*Work to be completed:*
Print out the data exactly, keeping every image out of it.

*Task data:*
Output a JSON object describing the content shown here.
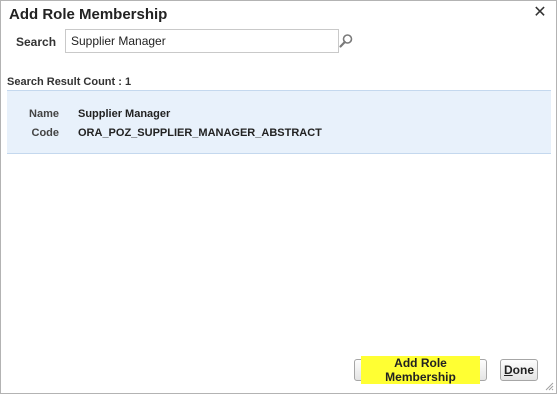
{
  "dialog": {
    "title": "Add Role Membership",
    "close_icon": "close-icon"
  },
  "search": {
    "label": "Search",
    "value": "Supplier Manager",
    "icon": "search-icon"
  },
  "results": {
    "count_text": "Search Result Count : 1",
    "items": [
      {
        "name_label": "Name",
        "name": "Supplier Manager",
        "code_label": "Code",
        "code": "ORA_POZ_SUPPLIER_MANAGER_ABSTRACT"
      }
    ]
  },
  "footer": {
    "add_button_label": "Add Role Membership",
    "done_button_first": "D",
    "done_button_rest": "one"
  },
  "colors": {
    "result_bg": "#e8f1fb",
    "highlight": "#ffff33"
  }
}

*Output:*
Output a JSON object describing the content shown here.
{
  "dialog": {
    "title": "Add Role Membership",
    "close_icon": "close-icon"
  },
  "search": {
    "label": "Search",
    "value": "Supplier Manager",
    "icon": "search-icon"
  },
  "results": {
    "count_text": "Search Result Count : 1",
    "items": [
      {
        "name_label": "Name",
        "name": "Supplier Manager",
        "code_label": "Code",
        "code": "ORA_POZ_SUPPLIER_MANAGER_ABSTRACT"
      }
    ]
  },
  "footer": {
    "add_button_label": "Add Role Membership",
    "done_button_first": "D",
    "done_button_rest": "one"
  },
  "colors": {
    "result_bg": "#e8f1fb",
    "highlight": "#ffff33"
  }
}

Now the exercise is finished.